An article in China's Science and Technology Daily explained that the ban is motivated by concerns about drug residues in animal-sourced food and the growing problem of bacteria resistance due to excessive use of antibiotics. A Yangzhou University Professor said that 90 percent of antibiotics are used in livestock and poultry production worldwide. China had already formulated a 2016-2020 action plan to stop bacteria resistance and a 2017-2020 plan to stop bacteria resistance in animal production.

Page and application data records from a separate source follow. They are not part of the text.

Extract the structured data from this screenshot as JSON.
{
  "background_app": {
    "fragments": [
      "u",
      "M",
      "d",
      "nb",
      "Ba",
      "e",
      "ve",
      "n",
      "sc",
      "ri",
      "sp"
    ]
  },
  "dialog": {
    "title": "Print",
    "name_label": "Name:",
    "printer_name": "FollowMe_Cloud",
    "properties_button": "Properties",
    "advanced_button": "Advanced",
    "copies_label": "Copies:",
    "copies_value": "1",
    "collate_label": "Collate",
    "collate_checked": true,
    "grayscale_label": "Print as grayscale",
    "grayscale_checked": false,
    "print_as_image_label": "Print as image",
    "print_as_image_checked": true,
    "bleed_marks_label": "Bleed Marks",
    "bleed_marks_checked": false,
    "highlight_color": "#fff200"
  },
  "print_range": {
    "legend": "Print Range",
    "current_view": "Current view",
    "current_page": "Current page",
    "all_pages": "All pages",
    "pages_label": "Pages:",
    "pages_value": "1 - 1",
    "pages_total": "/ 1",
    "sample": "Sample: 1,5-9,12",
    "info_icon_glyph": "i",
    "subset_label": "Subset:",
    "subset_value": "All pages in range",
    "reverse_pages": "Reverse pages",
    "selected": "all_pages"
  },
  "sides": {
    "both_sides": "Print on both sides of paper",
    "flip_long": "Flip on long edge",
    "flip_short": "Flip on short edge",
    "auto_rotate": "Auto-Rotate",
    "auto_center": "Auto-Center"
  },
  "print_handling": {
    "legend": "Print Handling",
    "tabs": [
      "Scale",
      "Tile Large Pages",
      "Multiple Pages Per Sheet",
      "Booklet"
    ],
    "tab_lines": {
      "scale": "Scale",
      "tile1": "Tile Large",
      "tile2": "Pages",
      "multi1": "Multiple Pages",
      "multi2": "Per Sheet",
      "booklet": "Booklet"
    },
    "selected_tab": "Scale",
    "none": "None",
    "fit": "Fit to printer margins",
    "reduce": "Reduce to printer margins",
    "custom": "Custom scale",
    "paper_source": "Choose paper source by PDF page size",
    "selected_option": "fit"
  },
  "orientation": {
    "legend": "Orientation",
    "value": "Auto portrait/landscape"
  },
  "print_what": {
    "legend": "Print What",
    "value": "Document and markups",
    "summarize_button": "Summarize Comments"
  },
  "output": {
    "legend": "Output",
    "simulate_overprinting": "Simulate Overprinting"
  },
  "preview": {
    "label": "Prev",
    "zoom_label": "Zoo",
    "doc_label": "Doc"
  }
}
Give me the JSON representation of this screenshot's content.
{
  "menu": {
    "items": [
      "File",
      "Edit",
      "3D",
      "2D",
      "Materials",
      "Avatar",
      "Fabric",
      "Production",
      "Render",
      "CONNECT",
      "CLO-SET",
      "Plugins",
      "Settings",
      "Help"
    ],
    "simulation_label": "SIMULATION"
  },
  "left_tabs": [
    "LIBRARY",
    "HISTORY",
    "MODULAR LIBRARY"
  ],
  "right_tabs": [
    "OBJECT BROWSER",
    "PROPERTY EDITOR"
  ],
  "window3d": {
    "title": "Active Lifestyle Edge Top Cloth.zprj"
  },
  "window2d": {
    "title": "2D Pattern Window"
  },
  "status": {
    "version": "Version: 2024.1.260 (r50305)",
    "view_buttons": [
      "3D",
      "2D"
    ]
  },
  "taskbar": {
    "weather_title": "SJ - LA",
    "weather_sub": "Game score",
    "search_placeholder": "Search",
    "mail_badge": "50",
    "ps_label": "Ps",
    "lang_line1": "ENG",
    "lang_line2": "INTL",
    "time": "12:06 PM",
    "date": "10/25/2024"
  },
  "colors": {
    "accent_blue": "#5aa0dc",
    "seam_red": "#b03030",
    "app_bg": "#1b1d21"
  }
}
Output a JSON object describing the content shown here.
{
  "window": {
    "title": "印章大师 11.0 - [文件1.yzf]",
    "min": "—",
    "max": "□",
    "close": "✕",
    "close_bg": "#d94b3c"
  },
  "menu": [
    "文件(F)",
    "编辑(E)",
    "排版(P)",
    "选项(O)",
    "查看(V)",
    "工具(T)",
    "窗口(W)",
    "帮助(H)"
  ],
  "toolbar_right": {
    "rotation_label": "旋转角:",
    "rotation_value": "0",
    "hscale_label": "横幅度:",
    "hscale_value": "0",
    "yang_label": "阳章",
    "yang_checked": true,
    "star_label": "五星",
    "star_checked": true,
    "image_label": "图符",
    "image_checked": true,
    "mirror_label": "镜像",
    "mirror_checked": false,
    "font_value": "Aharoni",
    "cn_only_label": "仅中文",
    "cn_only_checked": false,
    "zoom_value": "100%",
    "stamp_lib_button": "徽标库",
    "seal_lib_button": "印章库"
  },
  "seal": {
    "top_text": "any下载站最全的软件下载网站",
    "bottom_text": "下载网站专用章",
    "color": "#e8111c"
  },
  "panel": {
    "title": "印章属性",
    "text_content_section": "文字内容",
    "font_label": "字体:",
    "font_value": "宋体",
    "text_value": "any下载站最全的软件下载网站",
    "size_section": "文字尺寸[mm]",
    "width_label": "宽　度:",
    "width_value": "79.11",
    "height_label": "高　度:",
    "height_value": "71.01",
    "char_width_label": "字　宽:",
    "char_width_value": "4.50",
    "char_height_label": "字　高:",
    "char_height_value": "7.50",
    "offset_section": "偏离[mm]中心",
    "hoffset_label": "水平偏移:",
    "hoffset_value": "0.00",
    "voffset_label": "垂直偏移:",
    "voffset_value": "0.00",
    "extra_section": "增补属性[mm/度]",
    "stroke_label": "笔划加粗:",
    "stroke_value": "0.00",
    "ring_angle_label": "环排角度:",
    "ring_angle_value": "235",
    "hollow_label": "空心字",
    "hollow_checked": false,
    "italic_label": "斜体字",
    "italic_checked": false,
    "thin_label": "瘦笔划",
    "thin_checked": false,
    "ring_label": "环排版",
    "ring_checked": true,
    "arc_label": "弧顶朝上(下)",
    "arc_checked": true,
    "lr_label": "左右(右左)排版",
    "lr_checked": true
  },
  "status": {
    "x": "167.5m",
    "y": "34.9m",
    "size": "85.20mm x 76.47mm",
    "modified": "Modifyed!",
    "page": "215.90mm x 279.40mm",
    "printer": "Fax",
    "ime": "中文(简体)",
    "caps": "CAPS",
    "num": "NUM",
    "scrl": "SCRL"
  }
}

Science and Technology Daily acknowledged that China's agriculture has been seriously impacted by animal diseases and pests, including the African swine fever epidemic and the spread of fall army worm which caused severe losses for some farmers. The paper concluded that Chinese farmers face a challenge of maintaining their industry's development while also preserving food safety and public health. The paper advocated study of more precise testing methods for drug residues and pathogenic bacteria and use of bacteriophages to fight super bugs.

The Yangzhou University Professor said that, "scientific use of medications is still the last word." He went on to emphasize that the ban on antibiotics in feed is a signal to farmers to concentrate on raising animal health and nutrition, adjusting feed nutrition plans, and choosing new types of "green" additives. Farmers must improve farm management and biosafety and build a program to replace antibiotics.

A survey of 100 feed companies by China's Feed Information Network in October found that feed manufacturers were "relatively calm" in the face of the coming ban and exploring antibiotic-free products. Nine percent said they were under pressure from the ban and 61 percent of companies said they were under "some pressure," while 30 percent said they were not under pressure. Forty-three percent of feed companies said they already have antibiotic-free products on the market, 45 percent said they are still doing R&D but have no products on sale, and 12 percent said they are looking into it.

Most feed manufacturers anticipated an increase in feed costs after the ban takes effect. The most common estimate was an increase of 30-100 yuan/tonne (by 64% of respondents), which translates to roughly 1-3 percent based on average prices for compound feeds and less than 1 percent for feed additives. Over 20 percent thought the increase would be more than 100 yuan/tonne, including nearly 5 percent who said the price would rise more than 300 yuan/tonne. Only 12 percent thought there would be no change.

Chinese feed manufacturers' estimates of increase in feed costs after ban on sub-therapeutic antibiotics
Yuan/tonne Percent of responses
No change 11.4%
10-30 yuan 4.6%
30-100 yuan 63.6%
100-200 yuan 6.8%
200-300 yuan 9.1%
over 300 yuan 4.6%
China feed industry information net survey of 100 feed manufacturers.

Acidifiers were the product most often identified as a substitute for antibiotics. Probiotics were identified by 67.8%; functional enzyme preparations by 62.7%; plant-based essential oils by 59.3%; plant extracts by 52.5%; antibacterial peptides by 45.76%; Chinese herbal preparations by 39%; medium/short-chain fatty acids and yeast products 37.3%; and oligosaccharides by 28.8%.